DIRECTIONS:
In the entries below, find every line with "selected" and copy it.

(Beginning of DATASET CONTENT)

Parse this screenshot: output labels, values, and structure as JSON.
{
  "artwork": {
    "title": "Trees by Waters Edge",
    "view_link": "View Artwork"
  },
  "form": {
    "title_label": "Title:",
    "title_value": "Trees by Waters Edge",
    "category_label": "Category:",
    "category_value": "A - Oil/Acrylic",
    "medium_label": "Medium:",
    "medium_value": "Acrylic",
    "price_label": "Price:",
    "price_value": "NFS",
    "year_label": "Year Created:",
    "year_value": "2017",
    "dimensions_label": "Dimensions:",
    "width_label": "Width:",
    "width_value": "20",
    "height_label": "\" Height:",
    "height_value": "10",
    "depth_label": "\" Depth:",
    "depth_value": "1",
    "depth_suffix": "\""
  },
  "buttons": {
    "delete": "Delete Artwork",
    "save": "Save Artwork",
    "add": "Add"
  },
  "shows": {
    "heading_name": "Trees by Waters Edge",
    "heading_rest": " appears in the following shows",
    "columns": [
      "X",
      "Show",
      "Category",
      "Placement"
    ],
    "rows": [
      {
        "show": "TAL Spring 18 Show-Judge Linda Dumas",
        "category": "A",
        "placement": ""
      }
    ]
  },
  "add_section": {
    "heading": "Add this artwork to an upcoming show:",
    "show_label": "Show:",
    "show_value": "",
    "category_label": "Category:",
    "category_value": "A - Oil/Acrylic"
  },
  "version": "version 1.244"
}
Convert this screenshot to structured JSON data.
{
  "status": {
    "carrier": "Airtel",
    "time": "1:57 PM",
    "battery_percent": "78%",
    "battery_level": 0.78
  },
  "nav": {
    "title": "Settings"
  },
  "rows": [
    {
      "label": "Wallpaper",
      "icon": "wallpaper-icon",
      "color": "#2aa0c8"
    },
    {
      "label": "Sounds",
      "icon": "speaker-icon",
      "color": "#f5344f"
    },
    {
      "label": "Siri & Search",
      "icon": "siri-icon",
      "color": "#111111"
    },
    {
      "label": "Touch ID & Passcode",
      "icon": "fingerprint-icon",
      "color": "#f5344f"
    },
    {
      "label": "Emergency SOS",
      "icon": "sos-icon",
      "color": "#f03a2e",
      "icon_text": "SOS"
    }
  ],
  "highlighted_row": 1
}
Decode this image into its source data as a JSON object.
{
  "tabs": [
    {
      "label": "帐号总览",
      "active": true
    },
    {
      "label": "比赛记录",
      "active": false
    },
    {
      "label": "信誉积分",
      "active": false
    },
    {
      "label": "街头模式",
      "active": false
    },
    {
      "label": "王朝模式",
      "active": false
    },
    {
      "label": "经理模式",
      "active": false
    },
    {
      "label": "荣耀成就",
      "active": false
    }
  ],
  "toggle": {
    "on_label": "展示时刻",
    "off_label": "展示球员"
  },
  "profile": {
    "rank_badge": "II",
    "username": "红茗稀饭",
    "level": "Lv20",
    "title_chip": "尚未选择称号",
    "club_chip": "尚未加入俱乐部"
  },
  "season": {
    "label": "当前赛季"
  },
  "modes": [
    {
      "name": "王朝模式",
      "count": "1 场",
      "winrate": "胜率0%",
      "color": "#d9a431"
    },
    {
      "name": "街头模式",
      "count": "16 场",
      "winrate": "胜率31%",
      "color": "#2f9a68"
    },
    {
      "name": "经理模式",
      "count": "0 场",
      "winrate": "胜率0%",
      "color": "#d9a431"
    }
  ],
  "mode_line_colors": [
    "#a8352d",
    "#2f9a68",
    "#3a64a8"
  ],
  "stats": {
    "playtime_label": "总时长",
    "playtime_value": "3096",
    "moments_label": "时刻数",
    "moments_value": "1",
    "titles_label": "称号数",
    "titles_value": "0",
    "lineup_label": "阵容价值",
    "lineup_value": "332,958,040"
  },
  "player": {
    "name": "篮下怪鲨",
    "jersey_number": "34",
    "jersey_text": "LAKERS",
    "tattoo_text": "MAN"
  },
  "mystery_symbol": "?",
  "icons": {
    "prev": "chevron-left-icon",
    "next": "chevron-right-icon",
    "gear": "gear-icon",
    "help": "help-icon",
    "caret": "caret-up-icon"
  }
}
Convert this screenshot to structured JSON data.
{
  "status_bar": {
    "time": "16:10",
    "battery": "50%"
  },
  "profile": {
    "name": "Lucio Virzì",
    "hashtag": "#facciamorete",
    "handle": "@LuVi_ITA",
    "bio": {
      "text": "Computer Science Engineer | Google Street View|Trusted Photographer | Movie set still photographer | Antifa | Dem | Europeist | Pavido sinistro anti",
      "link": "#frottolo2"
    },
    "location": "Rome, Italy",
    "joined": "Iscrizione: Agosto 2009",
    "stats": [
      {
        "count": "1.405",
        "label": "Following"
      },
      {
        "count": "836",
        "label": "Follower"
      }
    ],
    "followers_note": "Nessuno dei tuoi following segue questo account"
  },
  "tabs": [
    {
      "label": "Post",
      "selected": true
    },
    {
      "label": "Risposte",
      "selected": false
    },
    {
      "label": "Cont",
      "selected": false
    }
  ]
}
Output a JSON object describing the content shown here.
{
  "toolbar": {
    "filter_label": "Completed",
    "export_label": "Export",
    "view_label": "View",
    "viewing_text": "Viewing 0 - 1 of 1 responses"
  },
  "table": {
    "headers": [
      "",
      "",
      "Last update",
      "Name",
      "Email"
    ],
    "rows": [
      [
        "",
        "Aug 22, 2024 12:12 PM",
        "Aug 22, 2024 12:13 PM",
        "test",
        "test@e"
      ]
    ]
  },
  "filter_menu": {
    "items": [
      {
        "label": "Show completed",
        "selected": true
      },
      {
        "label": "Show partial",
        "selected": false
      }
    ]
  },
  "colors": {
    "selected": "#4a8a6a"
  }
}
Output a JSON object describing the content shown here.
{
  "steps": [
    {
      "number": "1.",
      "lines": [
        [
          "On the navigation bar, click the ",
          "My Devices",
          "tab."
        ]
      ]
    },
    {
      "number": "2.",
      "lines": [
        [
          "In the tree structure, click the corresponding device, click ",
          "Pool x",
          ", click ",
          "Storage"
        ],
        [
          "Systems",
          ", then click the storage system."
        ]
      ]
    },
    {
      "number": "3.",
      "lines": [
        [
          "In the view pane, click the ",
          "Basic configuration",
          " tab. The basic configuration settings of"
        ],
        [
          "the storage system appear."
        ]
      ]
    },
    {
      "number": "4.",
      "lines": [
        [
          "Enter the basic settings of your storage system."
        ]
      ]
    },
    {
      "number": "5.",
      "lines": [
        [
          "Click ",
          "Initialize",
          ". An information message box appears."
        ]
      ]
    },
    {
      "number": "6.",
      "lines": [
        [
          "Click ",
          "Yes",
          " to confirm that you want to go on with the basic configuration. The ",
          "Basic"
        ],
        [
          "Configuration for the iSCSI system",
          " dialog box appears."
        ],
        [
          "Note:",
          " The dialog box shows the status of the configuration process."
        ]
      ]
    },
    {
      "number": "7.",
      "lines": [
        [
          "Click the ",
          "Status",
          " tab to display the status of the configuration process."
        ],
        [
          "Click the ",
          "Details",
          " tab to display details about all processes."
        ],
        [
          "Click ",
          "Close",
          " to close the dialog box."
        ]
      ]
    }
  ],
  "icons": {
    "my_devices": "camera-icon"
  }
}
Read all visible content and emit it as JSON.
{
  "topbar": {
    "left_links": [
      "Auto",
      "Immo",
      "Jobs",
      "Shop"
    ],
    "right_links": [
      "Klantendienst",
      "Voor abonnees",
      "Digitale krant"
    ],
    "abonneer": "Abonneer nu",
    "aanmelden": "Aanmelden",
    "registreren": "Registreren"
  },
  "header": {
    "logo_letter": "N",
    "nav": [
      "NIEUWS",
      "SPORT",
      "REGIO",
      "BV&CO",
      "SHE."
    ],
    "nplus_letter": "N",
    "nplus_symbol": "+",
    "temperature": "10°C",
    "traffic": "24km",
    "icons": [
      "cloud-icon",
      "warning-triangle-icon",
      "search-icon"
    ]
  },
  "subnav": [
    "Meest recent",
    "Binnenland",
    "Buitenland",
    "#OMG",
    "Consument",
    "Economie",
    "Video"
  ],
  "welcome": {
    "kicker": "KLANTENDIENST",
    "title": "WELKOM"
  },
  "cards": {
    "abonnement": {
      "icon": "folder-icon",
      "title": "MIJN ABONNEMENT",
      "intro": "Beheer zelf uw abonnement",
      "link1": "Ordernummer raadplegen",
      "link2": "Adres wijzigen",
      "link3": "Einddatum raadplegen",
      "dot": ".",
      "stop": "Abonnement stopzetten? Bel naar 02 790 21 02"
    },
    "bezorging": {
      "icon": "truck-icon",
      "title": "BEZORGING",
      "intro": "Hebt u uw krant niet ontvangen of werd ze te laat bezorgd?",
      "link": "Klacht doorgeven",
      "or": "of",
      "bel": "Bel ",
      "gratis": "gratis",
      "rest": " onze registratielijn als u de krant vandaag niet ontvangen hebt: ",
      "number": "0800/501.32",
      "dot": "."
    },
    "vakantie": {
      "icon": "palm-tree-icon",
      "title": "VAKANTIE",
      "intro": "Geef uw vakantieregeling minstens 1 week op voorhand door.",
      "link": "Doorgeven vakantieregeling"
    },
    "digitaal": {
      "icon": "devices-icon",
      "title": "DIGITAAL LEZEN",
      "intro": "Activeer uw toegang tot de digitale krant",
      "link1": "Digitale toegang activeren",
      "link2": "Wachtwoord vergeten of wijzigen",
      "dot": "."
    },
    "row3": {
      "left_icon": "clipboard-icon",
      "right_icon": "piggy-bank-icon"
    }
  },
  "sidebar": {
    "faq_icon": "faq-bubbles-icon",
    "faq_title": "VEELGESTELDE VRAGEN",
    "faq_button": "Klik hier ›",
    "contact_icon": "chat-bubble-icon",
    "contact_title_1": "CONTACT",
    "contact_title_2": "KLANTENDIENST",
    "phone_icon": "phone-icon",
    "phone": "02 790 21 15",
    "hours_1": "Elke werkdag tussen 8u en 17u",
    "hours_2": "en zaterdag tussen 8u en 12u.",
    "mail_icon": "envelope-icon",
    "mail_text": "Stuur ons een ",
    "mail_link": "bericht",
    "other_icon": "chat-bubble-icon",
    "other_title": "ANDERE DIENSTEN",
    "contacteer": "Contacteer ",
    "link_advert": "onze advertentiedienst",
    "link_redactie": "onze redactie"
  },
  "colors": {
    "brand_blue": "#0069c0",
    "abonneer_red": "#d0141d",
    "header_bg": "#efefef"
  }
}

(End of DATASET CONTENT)

SOLVED EXERCISE:
      "selected": true
      "selected": false
      "selected": false
        "selected": true
        "selected": false
    "selected": "#4a8a6a"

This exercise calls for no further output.